━━ Data extracts ━━

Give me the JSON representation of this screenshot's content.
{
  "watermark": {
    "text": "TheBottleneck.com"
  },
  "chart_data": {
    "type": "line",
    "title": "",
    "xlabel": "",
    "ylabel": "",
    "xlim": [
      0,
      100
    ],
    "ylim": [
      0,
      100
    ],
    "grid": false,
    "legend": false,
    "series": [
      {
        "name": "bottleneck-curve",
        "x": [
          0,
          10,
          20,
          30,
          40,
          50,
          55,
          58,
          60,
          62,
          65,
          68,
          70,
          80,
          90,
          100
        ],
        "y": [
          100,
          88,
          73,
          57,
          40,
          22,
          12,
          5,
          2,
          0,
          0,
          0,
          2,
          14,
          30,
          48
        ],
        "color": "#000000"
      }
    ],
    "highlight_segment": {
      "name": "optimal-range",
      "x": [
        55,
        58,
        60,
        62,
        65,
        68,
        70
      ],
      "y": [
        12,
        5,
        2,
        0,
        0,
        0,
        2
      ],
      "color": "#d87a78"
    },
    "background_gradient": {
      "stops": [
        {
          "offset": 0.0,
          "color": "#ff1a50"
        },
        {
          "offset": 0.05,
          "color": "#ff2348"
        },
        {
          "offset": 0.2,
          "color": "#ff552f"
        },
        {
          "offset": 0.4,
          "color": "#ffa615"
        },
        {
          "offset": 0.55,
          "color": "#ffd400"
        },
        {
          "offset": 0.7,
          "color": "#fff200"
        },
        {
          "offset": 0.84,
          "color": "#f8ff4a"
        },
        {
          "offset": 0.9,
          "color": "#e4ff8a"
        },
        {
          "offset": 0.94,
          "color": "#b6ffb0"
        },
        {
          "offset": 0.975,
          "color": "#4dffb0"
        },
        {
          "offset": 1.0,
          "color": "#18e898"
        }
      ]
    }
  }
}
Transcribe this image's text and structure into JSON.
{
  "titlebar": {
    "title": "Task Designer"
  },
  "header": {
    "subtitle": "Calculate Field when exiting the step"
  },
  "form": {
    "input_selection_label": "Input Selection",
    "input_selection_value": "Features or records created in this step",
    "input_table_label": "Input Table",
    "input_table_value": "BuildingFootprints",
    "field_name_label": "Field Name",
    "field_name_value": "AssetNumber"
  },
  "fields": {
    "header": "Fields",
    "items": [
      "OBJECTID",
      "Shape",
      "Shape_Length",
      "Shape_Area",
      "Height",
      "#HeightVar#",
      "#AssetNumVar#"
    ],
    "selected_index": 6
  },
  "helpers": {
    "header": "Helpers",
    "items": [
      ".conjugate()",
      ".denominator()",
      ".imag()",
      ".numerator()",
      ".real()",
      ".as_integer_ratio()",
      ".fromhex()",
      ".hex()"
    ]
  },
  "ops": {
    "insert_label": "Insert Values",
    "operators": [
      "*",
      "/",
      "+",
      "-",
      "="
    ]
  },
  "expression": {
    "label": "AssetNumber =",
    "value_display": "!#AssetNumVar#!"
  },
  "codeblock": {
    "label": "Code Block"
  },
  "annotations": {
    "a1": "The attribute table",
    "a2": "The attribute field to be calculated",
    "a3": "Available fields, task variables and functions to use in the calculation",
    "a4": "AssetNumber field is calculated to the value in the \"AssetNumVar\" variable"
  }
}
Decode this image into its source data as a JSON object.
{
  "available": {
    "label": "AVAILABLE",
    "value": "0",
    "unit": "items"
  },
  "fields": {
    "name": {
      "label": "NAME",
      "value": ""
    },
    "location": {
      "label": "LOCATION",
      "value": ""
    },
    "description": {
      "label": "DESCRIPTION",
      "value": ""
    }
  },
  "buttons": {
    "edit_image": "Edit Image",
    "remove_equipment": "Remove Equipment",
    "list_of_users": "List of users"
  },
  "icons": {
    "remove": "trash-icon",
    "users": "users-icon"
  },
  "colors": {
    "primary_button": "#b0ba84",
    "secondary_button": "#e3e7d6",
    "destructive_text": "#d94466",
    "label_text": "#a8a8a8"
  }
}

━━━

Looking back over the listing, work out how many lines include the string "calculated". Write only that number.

2